>>
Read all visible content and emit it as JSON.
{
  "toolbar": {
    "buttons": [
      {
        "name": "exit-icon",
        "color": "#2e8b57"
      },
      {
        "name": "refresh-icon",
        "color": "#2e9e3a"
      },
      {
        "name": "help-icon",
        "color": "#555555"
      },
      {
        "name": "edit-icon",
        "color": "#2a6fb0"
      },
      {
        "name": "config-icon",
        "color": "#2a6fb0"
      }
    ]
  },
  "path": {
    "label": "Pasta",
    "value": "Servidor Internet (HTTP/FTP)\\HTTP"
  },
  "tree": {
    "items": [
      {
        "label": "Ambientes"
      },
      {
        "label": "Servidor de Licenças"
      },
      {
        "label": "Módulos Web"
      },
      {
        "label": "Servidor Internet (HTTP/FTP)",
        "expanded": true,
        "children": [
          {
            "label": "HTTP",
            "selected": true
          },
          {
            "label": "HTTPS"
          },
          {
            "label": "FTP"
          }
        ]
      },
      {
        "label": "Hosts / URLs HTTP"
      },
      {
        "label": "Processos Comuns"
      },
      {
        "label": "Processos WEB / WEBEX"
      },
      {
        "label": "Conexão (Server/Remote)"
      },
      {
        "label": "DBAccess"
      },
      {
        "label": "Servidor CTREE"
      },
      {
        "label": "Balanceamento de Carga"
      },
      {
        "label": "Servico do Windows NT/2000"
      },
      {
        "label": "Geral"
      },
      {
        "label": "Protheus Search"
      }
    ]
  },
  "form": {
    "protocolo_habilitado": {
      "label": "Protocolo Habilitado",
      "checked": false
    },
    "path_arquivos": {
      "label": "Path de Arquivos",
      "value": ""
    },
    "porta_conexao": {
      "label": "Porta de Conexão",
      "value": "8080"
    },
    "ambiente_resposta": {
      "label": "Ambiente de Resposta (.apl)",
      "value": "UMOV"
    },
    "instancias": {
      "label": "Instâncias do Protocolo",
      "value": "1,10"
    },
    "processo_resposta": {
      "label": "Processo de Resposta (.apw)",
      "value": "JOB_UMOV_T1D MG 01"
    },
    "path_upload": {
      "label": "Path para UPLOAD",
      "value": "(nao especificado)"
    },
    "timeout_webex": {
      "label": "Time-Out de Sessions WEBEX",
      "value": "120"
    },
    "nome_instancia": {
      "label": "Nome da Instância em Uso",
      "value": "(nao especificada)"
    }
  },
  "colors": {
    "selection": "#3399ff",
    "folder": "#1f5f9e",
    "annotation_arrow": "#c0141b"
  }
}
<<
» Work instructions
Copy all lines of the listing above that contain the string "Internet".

» Written response
    "value": "Servidor Internet (HTTP/FTP)\\HTTP"
        "label": "Servidor Internet (HTTP/FTP)",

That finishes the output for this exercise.